Victoria may be peaceful in the day, but there’s some lively nightlife to enjoy. At the Strathcona hotel’s surf-themed rooftop bar (complete with sandy volleyball courts), youngsters jostle for cocktails served in plastic buckets. At the Bard and Banker you can listen to live Irish folk bands, or go to Swans Brewpub for bluegrass. The locals are friendly, too – Vancouver Island is a place you are guaranteed to make friends.
There’s no shortage of fine food either. Canoe Brewpub (just off Chinatown) does a hearty maple bacon burger, while around the corner, Olo serves inventive small plates such as sprouted wheat garganelli,
Hollie Wood Zen oysters, and orca bean tempeh (also known as calypso beans).
Drive half an hour out of town and you can sample the wares of the Sea Cider Farm and Ciderhouse, which is on the Saanich Peninsula. Its organic orchards grow 50 varieties of apples and flights of cider can be tasted at long tables. (The rose-red Bramble Bubbly is highly quaffable, but more discerning palates may yield to the Pippins.)
A short drive from the farm is Butchart Gardens (C$29.90/$23), one of the island’s most famous attractions. Back in the late 1800s, the site was home to a limestone quarry mined by Robert Butchart until his cement-making business exhausted its resources.

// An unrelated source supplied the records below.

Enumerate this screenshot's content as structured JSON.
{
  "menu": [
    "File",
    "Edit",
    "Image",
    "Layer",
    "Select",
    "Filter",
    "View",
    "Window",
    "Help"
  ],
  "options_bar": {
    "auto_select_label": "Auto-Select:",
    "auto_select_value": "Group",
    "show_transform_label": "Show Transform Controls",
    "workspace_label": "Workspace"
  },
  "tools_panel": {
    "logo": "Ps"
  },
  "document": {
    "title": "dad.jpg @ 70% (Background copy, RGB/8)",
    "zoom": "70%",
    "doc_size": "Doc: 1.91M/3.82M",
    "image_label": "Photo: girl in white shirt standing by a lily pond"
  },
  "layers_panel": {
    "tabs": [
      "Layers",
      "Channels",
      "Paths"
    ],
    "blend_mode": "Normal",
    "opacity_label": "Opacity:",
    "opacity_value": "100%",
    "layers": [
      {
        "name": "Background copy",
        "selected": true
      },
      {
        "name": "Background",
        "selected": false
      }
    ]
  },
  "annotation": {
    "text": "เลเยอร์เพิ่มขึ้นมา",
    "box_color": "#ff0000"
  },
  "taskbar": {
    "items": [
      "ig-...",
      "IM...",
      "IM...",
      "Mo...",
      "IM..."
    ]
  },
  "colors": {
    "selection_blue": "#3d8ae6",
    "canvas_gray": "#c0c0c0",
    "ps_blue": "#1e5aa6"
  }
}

After that, his wife Jennie turned it into a magnificent sunken floral garden, which was finished in 1921. Further gardens, ponds and lawns were added over the years and, today, more than a million bedding plants in 900 flower varieties bloom between March and October.
If you have time, meander your way through the Japanese garden and then finish with lunch at the elegant Dining Room – no weekend would be complete without Yukon Gold potato bisque and some wild British Columbian salmon.
From Vancouver International Airport (YVR), Air Canada operates to a growing number of global destinations, including Chicago O’Hare, Los Angeles International, Newark Liberty and San Francisco, plus seasonal service to Anchorage. In addition Air Canada Express flies to Portland, OR, San Jose, CA, and Seattle, with two more being added – San Diego on Dec. 15 and Dallas/Fort Worth beginning in February. Air Canada Rouge serves Hawaiian destinations, plus Palm Springs, Las Vegas and Phoenix.
For details visit aircanada.com
By Jenny Southan